- _REQUIRED WORK_: Copy out the records so that each line matches the original.
--------
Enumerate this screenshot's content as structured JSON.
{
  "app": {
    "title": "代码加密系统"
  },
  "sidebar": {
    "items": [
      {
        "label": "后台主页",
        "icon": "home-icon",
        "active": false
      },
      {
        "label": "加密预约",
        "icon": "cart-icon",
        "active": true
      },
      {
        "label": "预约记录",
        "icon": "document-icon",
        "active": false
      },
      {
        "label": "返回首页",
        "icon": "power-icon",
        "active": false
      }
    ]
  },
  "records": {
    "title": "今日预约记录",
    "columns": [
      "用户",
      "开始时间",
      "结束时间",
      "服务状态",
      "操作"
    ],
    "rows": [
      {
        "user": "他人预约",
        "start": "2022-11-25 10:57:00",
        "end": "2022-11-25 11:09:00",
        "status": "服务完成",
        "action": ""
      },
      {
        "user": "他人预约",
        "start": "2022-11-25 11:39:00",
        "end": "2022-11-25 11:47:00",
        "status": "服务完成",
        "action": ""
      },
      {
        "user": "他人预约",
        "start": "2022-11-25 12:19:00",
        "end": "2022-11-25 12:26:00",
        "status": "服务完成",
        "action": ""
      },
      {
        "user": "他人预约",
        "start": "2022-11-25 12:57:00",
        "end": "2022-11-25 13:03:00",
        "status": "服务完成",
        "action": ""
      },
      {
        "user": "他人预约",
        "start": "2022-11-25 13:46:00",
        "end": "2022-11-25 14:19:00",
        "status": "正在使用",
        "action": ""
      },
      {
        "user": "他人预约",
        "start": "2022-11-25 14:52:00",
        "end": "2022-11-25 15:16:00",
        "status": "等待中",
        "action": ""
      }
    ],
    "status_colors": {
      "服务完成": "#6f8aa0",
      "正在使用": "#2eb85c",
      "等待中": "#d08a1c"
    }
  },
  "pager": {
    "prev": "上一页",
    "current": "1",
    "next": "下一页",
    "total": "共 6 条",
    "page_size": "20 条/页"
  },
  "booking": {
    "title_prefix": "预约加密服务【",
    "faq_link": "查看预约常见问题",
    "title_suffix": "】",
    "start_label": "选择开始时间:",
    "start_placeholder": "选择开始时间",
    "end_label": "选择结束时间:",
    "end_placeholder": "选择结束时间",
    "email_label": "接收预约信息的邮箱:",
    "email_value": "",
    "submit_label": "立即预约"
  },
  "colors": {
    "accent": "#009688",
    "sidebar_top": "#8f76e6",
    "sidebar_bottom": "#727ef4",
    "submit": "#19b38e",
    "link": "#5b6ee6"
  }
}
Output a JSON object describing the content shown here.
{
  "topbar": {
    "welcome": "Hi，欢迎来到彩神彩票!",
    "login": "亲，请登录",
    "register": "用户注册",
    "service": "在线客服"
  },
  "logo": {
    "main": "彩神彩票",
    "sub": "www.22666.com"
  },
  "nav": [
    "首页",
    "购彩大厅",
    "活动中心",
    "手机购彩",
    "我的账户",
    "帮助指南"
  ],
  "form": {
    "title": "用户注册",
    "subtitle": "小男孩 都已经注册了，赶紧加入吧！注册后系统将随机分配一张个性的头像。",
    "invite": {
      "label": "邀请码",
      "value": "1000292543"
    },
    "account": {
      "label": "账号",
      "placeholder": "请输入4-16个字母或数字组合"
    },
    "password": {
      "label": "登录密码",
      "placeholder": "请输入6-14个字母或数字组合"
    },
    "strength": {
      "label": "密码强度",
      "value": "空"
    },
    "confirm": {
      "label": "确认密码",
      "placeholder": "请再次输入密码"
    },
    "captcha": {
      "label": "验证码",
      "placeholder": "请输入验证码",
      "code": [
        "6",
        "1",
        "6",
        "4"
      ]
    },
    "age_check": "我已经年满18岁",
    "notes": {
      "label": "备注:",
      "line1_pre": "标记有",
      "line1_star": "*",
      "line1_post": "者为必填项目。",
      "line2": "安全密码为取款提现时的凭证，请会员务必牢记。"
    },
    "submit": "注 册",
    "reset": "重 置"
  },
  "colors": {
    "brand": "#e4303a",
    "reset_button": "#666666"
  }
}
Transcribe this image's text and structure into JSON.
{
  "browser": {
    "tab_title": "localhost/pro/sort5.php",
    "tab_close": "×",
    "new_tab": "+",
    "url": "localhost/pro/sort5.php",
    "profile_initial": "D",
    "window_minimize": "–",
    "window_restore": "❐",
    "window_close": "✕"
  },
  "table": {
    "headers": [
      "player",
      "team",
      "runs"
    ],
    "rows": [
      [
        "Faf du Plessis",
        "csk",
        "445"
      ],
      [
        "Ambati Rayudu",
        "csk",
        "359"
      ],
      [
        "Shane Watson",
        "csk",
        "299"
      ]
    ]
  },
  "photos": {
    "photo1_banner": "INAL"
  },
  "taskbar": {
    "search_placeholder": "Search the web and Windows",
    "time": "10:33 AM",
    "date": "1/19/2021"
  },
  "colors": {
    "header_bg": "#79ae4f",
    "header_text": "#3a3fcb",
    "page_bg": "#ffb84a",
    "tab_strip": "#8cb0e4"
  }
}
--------
- _EXERCISE OUTPUT_:
Enumerate this screenshot's content as structured JSON.
{
  "app": {
    "title": "代码加密系统"
  },
  "sidebar": {
    "items": [
      {
        "label": "后台主页",
        "icon": "home-icon",
        "active": false
      },
      {
        "label": "加密预约",
        "icon": "cart-icon",
        "active": true
      },
      {
        "label": "预约记录",
        "icon": "document-icon",
        "active": false
      },
      {
        "label": "返回首页",
        "icon": "power-icon",
        "active": false
      }
    ]
  },
  "records": {
    "title": "今日预约记录",
    "columns": [
      "用户",
      "开始时间",
      "结束时间",
      "服务状态",
      "操作"
    ],
    "rows": [
      {
        "user": "他人预约",
        "start": "2022-11-25 10:57:00",
        "end": "2022-11-25 11:09:00",
        "status": "服务完成",
        "action": ""
      },
      {
        "user": "他人预约",
        "start": "2022-11-25 11:39:00",
        "end": "2022-11-25 11:47:00",
        "status": "服务完成",
        "action": ""
      },
      {
        "user": "他人预约",
        "start": "2022-11-25 12:19:00",
        "end": "2022-11-25 12:26:00",
        "status": "服务完成",
        "action": ""
      },
      {
        "user": "他人预约",
        "start": "2022-11-25 12:57:00",
        "end": "2022-11-25 13:03:00",
        "status": "服务完成",
        "action": ""
      },
      {
        "user": "他人预约",
        "start": "2022-11-25 13:46:00",
        "end": "2022-11-25 14:19:00",
        "status": "正在使用",
        "action": ""
      },
      {
        "user": "他人预约",
        "start": "2022-11-25 14:52:00",
        "end": "2022-11-25 15:16:00",
        "status": "等待中",
        "action": ""
      }
    ],
    "status_colors": {
      "服务完成": "#6f8aa0",
      "正在使用": "#2eb85c",
      "等待中": "#d08a1c"
    }
  },
  "pager": {
    "prev": "上一页",
    "current": "1",
    "next": "下一页",
    "total": "共 6 条",
    "page_size": "20 条/页"
  },
  "booking": {
    "title_prefix": "预约加密服务【",
    "faq_link": "查看预约常见问题",
    "title_suffix": "】",
    "start_label": "选择开始时间:",
    "start_placeholder": "选择开始时间",
    "end_label": "选择结束时间:",
    "end_placeholder": "选择结束时间",
    "email_label": "接收预约信息的邮箱:",
    "email_value": "",
    "submit_label": "立即预约"
  },
  "colors": {
    "accent": "#009688",
    "sidebar_top": "#8f76e6",
    "sidebar_bottom": "#727ef4",
    "submit": "#19b38e",
    "link": "#5b6ee6"
  }
}
Output a JSON object describing the content shown here.
{
  "topbar": {
    "welcome": "Hi，欢迎来到彩神彩票!",
    "login": "亲，请登录",
    "register": "用户注册",
    "service": "在线客服"
  },
  "logo": {
    "main": "彩神彩票",
    "sub": "www.22666.com"
  },
  "nav": [
    "首页",
    "购彩大厅",
    "活动中心",
    "手机购彩",
    "我的账户",
    "帮助指南"
  ],
  "form": {
    "title": "用户注册",
    "subtitle": "小男孩 都已经注册了，赶紧加入吧！注册后系统将随机分配一张个性的头像。",
    "invite": {
      "label": "邀请码",
      "value": "1000292543"
    },
    "account": {
      "label": "账号",
      "placeholder": "请输入4-16个字母或数字组合"
    },
    "password": {
      "label": "登录密码",
      "placeholder": "请输入6-14个字母或数字组合"
    },
    "strength": {
      "label": "密码强度",
      "value": "空"
    },
    "confirm": {
      "label": "确认密码",
      "placeholder": "请再次输入密码"
    },
    "captcha": {
      "label": "验证码",
      "placeholder": "请输入验证码",
      "code": [
        "6",
        "1",
        "6",
        "4"
      ]
    },
    "age_check": "我已经年满18岁",
    "notes": {
      "label": "备注:",
      "line1_pre": "标记有",
      "line1_star": "*",
      "line1_post": "者为必填项目。",
      "line2": "安全密码为取款提现时的凭证，请会员务必牢记。"
    },
    "submit": "注 册",
    "reset": "重 置"
  },
  "colors": {
    "brand": "#e4303a",
    "reset_button": "#666666"
  }
}
Transcribe this image's text and structure into JSON.
{
  "browser": {
    "tab_title": "localhost/pro/sort5.php",
    "tab_close": "×",
    "new_tab": "+",
    "url": "localhost/pro/sort5.php",
    "profile_initial": "D",
    "window_minimize": "–",
    "window_restore": "❐",
    "window_close": "✕"
  },
  "table": {
    "headers": [
      "player",
      "team",
      "runs"
    ],
    "rows": [
      [
        "Faf du Plessis",
        "csk",
        "445"
      ],
      [
        "Ambati Rayudu",
        "csk",
        "359"
      ],
      [
        "Shane Watson",
        "csk",
        "299"
      ]
    ]
  },
  "photos": {
    "photo1_banner": "INAL"
  },
  "taskbar": {
    "search_placeholder": "Search the web and Windows",
    "time": "10:33 AM",
    "date": "1/19/2021"
  },
  "colors": {
    "header_bg": "#79ae4f",
    "header_text": "#3a3fcb",
    "page_bg": "#ffb84a",
    "tab_strip": "#8cb0e4"
  }
}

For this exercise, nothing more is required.